EXERCISE DATA Block Start

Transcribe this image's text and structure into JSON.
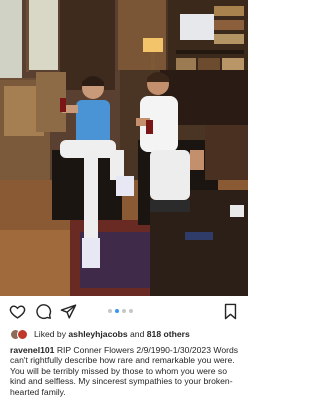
{
  "post": {
    "photo": {
      "description_icon": "photo-of-two-men-seated-in-wood-paneled-room"
    },
    "carousel": {
      "slide_count": 4,
      "active_index": 1,
      "active_color": "#3897f0",
      "inactive_color": "#c7c7c7"
    },
    "actions": {
      "like_icon": "heart-icon",
      "comment_icon": "comment-icon",
      "share_icon": "send-icon",
      "save_icon": "bookmark-icon"
    },
    "likes": {
      "prefix": "Liked by ",
      "user": "ashleyhjacobs",
      "middle": " and ",
      "others": "818 others"
    },
    "caption": {
      "username": "ravenel101",
      "text": " RIP Conner Flowers 2/9/1990-1/30/2023 Words can't rightfully describe how rare and remarkable you were. You will be terribly missed by those to whom you were so kind and selfless. My sincerest sympathies to your broken-hearted family."
    }
  }
}
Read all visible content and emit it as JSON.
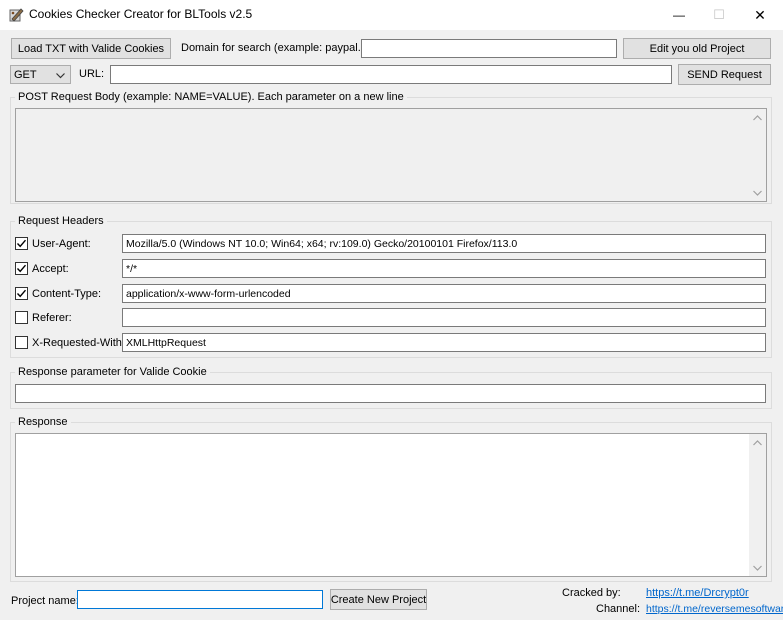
{
  "window": {
    "title": "Cookies Checker Creator for BLTools v2.5",
    "minimize_glyph": "—",
    "maximize_glyph": "☐",
    "close_glyph": "✕"
  },
  "toolbar": {
    "load_button": "Load TXT with Valide Cookies",
    "domain_label": "Domain for search (example: paypal.com):",
    "domain_value": "",
    "edit_button": "Edit you old Project"
  },
  "request": {
    "method": "GET",
    "url_label": "URL:",
    "url_value": "",
    "send_button": "SEND Request",
    "post_body_caption": "POST Request Body (example: NAME=VALUE). Each parameter on a new line",
    "post_body_value": ""
  },
  "headers": {
    "caption": "Request Headers",
    "rows": [
      {
        "label": "User-Agent:",
        "checked": true,
        "value": "Mozilla/5.0 (Windows NT 10.0; Win64; x64; rv:109.0) Gecko/20100101 Firefox/113.0"
      },
      {
        "label": "Accept:",
        "checked": true,
        "value": "*/*"
      },
      {
        "label": "Content-Type:",
        "checked": true,
        "value": "application/x-www-form-urlencoded"
      },
      {
        "label": "Referer:",
        "checked": false,
        "value": ""
      },
      {
        "label": "X-Requested-With:",
        "checked": false,
        "value": "XMLHttpRequest"
      }
    ]
  },
  "valid_cookie": {
    "caption": "Response parameter for Valide Cookie",
    "value": ""
  },
  "response": {
    "caption": "Response",
    "value": ""
  },
  "footer": {
    "project_label": "Project name:",
    "project_value": "",
    "create_button": "Create New Project",
    "cracked_label": "Cracked by:",
    "cracked_link": "https://t.me/Drcrypt0r",
    "channel_label": "Channel:",
    "channel_link": "https://t.me/reversemesoftware"
  },
  "colors": {
    "window_bg": "#f0f0f0",
    "link": "#0066cc",
    "focus_border": "#0078d7"
  }
}
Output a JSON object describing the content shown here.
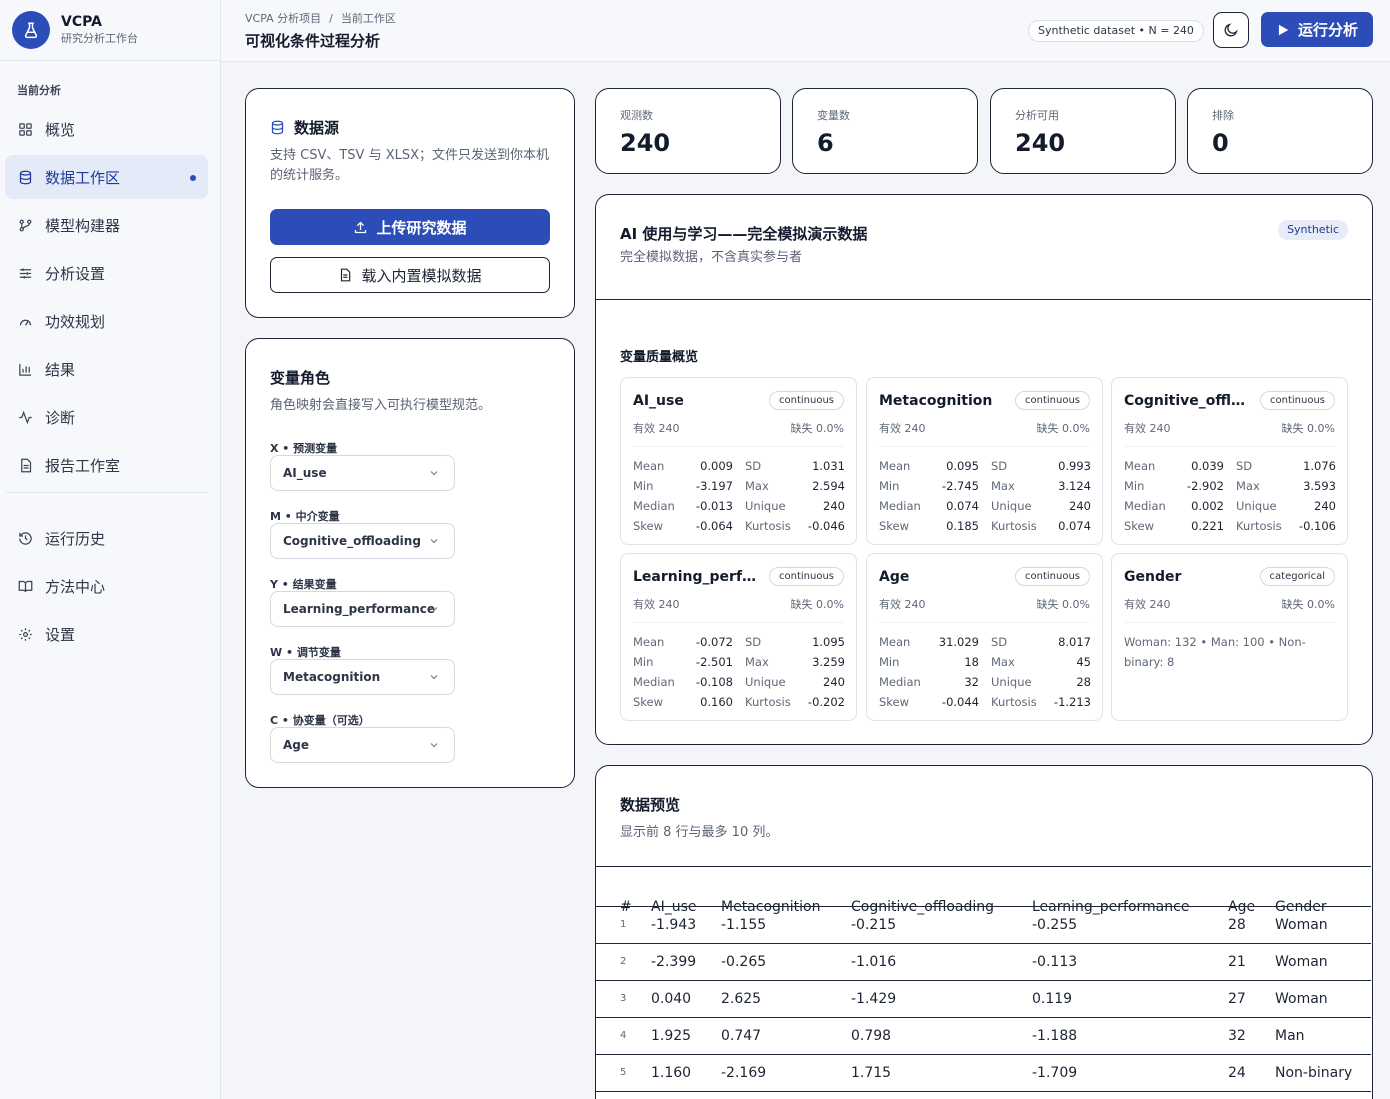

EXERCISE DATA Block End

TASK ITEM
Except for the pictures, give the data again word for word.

RESPONSE FOR THIS EXERCISE
Transcribe this image's text and structure into JSON.
{
  "post": {
    "photo": {
      "description_icon": "photo-of-two-men-seated-in-wood-paneled-room"
    },
    "carousel": {
      "slide_count": 4,
      "active_index": 1,
      "active_color": "#3897f0",
      "inactive_color": "#c7c7c7"
    },
    "actions": {
      "like_icon": "heart-icon",
      "comment_icon": "comment-icon",
      "share_icon": "send-icon",
      "save_icon": "bookmark-icon"
    },
    "likes": {
      "prefix": "Liked by ",
      "user": "ashleyhjacobs",
      "middle": " and ",
      "others": "818 others"
    },
    "caption": {
      "username": "ravenel101",
      "text": " RIP Conner Flowers 2/9/1990-1/30/2023 Words can't rightfully describe how rare and remarkable you were. You will be terribly missed by those to whom you were so kind and selfless. My sincerest sympathies to your broken-hearted family."
    }
  }
}
Read all visible content and emit it as JSON.
{
  "window": {
    "title": "Cookies Checker Creator for BLTools v2.5",
    "minimize_glyph": "—",
    "maximize_glyph": "☐",
    "close_glyph": "✕"
  },
  "toolbar": {
    "load_button": "Load TXT with Valide Cookies",
    "domain_label": "Domain for search (example: paypal.com):",
    "domain_value": "",
    "edit_button": "Edit you old Project"
  },
  "request": {
    "method": "GET",
    "url_label": "URL:",
    "url_value": "",
    "send_button": "SEND Request",
    "post_body_caption": "POST Request Body (example: NAME=VALUE). Each parameter on a new line",
    "post_body_value": ""
  },
  "headers": {
    "caption": "Request Headers",
    "rows": [
      {
        "label": "User-Agent:",
        "checked": true,
        "value": "Mozilla/5.0 (Windows NT 10.0; Win64; x64; rv:109.0) Gecko/20100101 Firefox/113.0"
      },
      {
        "label": "Accept:",
        "checked": true,
        "value": "*/*"
      },
      {
        "label": "Content-Type:",
        "checked": true,
        "value": "application/x-www-form-urlencoded"
      },
      {
        "label": "Referer:",
        "checked": false,
        "value": ""
      },
      {
        "label": "X-Requested-With:",
        "checked": false,
        "value": "XMLHttpRequest"
      }
    ]
  },
  "valid_cookie": {
    "caption": "Response parameter for Valide Cookie",
    "value": ""
  },
  "response": {
    "caption": "Response",
    "value": ""
  },
  "footer": {
    "project_label": "Project name:",
    "project_value": "",
    "create_button": "Create New Project",
    "cracked_label": "Cracked by:",
    "cracked_link": "https://t.me/Drcrypt0r",
    "channel_label": "Channel:",
    "channel_link": "https://t.me/reversemesoftware"
  },
  "colors": {
    "window_bg": "#f0f0f0",
    "link": "#0066cc",
    "focus_border": "#0078d7"
  }
}
Output a JSON object describing the content shown here.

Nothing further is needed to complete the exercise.